Urban resilience and climate change adaptation strategies in South East Asia

Sonia Roitman

Climate change is threatening development in relation to four main areas (UNDP, 2007):

  • Livelihoods (affecting agriculture and fisheries and impacting harder on poor groups)
  • Health issues (flooding and heavy rain impact on sanitation, and may expose people to diseases such as cholera, diarrhoea, malaria and dengue)
  • Food security (some regions will suffer from lack of primary resources)
  • Water (a reduction of water available for irrigation and consumption).

South East Asia is one of the most vulnerable regions to the impacts of climate change. For the most part, current interventions deal with mitigation and adaptation policies at the national level (Lassa and Nugraha, 2014). However, some of the most vulnerable environments are cities. The vulnerability of cities to the effects of climate change emphasises their importance as complex agents that can design and implement measures to become more resilient. One of the main questions is then how cities can build their resilience in order to adapt to climate change. The panel will explore governance structures and the need to establish adaptive institutional arrangements as essential aspects of urban resilience. In addition to examining strategies carried out at the city level, the panel also seeks to explore new, innovative and ‘transgressive’ strategies that can help cities to become more resilient to climate change. By focusing on a particular region, the panel aims at a deeper understanding of the current situation in that region, and also how diverse urban experiences in the region can be compared and applicable to other scenarios.

Vulnerability and poverty are intertwined.
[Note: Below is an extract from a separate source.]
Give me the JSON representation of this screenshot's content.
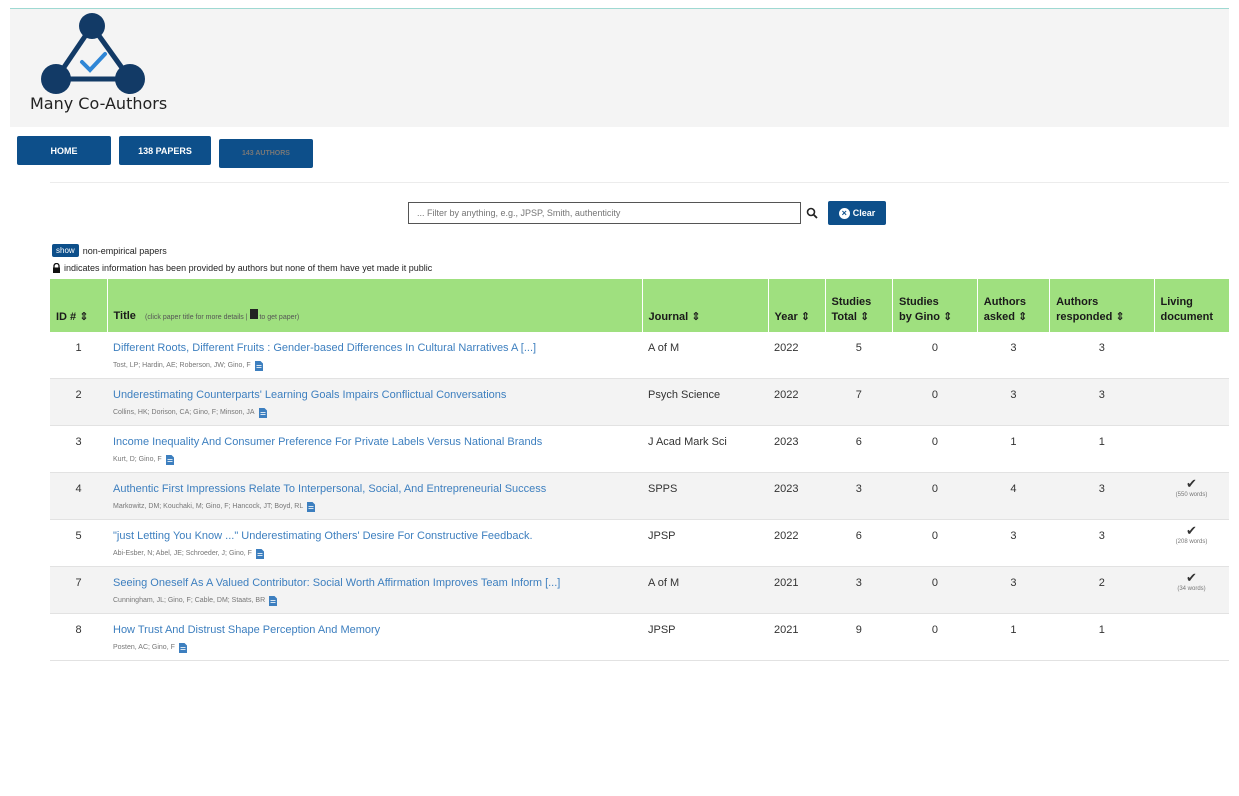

In some countries, like Indonesia, climate change threatens to undermine recent progress to reduce poverty and improve poor people’s quality of life (UNDP, 2007). Poor people are more vulnerable to climate change events and their livelihoods are likely to suffer since agriculture, fisheries, coastal and urban areas are strongly transformed by climate change.

This panel seeks to discuss the following questions:

  • What are the current social, economic, political and environmental challenges of climate change on cities in South East Asia?
  • What are the impacts of climate change on urban livelihoods and the opportunities of poor communities to improve their living conditions?
  • What adaptation strategies can be developed in urban areas to mitigate the effects of climate change? How can local knowledge contribute in the elaboration of new adaptation strategies?
  • What types of governance structures are required to create resilient cities? What are the relationships among stakeholders? What agency is possible on the part of civil society?
  • What methods, instruments and strategies can be put in place by governments (or other stakeholders) to address climate change adaptation needs?
  • What lessons can be learned and be replicated to other cities in the region in building resilient cities? What are the challenges when comparing the cities in South East Asia in relation to urban resilience strategies?


Lassa, J. and Nugraha, E. (2014) From shared learning to shared action in building resilience in the city of Bandar Lampung, Indonesia, Environment and Urbanization, Vol. 27 (1), 161-180.

UNDP (2007), ‘The other half of climate change. Why Indonesia must adapt to protect its poorest people’, UNDP Indonesia, Jakarta